Iraq’s ‘Ali Baba’ Police

Along with an increase in temperatures here in Baghdad, there is an accompanying increase in tempers where the unfulfilled promises made by the U.S. to rebuild and rehabilitate Iraq are coming more into focus with each passing day. Daily life is a struggle for most Iraqis, and it isn’t helped by the brutal occupation or by the corrupt police department.

That I can come and go from Iraq always makes me feel, well, that I have this ridiculous, unearned privilege simply because I was born in another country.

Even more, that I get short tempered and outraged by things that Iraqis seemingly take in stride on a daily basis… what can I do besides laugh at myself?

While driving towards Al-Adhamiya, a Sunni neighborhood of Baghdad from which I’ve reported several times, my translator and I were pulled over at an Iraqi Police checkpoint. After a long exchange and much arguing, the car was impounded, despite the fact that all of the necessary paperwork was at hand… well, now it is in the hands of an Iraqi ‘Policeman’ (IP).

The policeman wanted money. Abu Talan wouldn’t pay. We were forced to follow an IP to the lot, drop the car, and take a taxi back to try to find the IP with Abu Talans’ papers. After much looking around, we spotted him, followed him, and regained the papers.

Now all we need is the car, which Abu Talan fears will be looted tonight.

I’ve often read the stories telling of how many of the IP’s are Ali Baba (thieves), and simply use the uniform to take advantage of people. It’s always a different thing to run into it. Pretty unbelievable that this occurs, despite the fact that the IP’s have to pass a rigorous, 18-day training period instituted during the coalition’s desperate attempts to hand ‘security’ back over to the Iraqis before the arbitrary June 30 “handover.”

So there is that privilege thing again – despite working on horrendous stories about detainees being tortured horrifically by U.S. soldiers, dealing with corrupt IPs can still get me worked up.

Forgetting that Iraqis have to live with this – and there is no change in sight.

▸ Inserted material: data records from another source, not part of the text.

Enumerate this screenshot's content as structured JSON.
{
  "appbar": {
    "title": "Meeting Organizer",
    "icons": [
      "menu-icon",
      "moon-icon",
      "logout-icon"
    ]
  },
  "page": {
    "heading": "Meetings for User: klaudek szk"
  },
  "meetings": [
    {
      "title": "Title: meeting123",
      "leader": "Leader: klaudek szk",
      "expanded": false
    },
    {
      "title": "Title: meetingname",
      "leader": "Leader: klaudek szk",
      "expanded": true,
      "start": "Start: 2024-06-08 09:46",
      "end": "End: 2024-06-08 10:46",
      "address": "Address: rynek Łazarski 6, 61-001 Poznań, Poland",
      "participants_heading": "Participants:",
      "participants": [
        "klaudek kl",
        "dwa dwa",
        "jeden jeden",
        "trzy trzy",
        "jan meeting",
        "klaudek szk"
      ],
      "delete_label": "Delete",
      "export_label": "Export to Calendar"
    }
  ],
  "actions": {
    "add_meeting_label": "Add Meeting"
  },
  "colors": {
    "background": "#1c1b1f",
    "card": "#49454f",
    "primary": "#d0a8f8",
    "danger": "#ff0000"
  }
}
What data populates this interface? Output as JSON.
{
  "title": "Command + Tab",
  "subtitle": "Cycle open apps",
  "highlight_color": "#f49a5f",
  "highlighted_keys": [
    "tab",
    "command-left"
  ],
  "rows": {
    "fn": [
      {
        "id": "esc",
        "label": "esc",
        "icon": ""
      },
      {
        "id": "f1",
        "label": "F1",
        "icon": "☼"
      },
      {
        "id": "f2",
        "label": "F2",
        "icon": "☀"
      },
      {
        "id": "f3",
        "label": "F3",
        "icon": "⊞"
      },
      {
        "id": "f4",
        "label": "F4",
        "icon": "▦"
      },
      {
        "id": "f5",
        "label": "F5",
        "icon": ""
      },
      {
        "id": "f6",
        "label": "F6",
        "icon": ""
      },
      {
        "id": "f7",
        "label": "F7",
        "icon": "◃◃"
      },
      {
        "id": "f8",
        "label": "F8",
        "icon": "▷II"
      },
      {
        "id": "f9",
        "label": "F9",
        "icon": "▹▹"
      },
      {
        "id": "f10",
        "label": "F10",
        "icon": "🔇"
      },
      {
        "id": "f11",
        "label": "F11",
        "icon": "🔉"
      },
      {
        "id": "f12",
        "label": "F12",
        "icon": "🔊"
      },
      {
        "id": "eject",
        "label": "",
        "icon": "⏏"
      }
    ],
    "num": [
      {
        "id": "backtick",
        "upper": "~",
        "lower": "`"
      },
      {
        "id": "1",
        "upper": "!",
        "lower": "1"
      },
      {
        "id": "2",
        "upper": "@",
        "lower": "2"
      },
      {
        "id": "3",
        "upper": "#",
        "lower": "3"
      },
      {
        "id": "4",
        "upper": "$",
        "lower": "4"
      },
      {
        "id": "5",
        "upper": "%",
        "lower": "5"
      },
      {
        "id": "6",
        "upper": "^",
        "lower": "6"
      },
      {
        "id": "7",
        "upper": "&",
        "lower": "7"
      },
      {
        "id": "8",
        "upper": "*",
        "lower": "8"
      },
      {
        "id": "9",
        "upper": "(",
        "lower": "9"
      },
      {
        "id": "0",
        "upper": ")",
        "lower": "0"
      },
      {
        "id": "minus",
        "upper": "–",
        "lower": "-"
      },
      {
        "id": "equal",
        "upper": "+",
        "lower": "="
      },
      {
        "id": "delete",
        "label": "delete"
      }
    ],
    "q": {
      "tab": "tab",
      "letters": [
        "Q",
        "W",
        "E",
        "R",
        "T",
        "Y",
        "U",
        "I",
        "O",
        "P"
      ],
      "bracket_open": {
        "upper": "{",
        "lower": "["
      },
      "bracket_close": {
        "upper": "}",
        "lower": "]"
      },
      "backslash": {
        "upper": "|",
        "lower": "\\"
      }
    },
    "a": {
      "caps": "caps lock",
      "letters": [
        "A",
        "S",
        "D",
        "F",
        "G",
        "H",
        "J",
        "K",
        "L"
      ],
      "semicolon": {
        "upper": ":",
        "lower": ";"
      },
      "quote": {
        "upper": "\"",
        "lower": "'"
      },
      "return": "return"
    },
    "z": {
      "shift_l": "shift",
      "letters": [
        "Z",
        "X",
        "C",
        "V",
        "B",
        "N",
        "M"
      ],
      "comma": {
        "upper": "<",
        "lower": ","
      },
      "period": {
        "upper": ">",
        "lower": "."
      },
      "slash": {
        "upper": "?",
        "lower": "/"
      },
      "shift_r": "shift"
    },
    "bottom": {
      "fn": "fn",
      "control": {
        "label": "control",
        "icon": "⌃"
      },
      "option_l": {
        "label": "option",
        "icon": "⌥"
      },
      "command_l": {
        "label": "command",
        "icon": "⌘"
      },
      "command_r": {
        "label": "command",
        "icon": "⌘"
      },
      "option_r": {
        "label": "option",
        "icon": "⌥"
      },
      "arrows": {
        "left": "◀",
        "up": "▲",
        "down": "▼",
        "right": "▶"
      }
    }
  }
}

Yesterday driving down the highway we passed a U.S. patrol traveling in the opposite direction. One of the trucks carried soldiers wielding their guns in the usual way: aiming them at all of the passing traffic. The soldiers had plywood around them as they stood in the back of the truck. On the plywood was spray painted, “South Carolina Killers.”

When do we choose to stop calling the brutal occupiers “liberators,” and begin calling them the names associated with their actions: Killers (let’s start by using one they choose to call themselves), Torturers, Looters, Occupiers, Rapists, Extortionists.

Sounding a bit harsh? I’ll qualify this by saying that I do believe the majority of U.S. soldiers in Iraq are doing their best, trying to do their job and get home in one piece.

But there is a significant percentage who fit the aforementioned labels… for I, along with several other journalists, activists, and human rights organizations have written stories documenting countless examples of each.

When do we choose to begin calling this occupation a failure? The occupiers have to hide behind concrete walls 20 feet high. They are shelled nightly in many of their bases. They drive the streets afraid of sustaining an attack at any time.

Reconstruction (what there was of it) has ground to nearly a complete halt.

We focus on the torture now, while nightly the Coalition Provisional Authority compound across the Tigris is bombed. Just last night I heard several explosions there. My friend Dave calls their press office after our windows stop shaking to ask them where they were hit. The reply? “We don’t know. We’re checking on that.”

If they could only be as honest regarding the entire occupation.

Author: Dahr Jamail

Dahr Jamail has reported from inside Iraq and is the author of Beyond the Green Zone.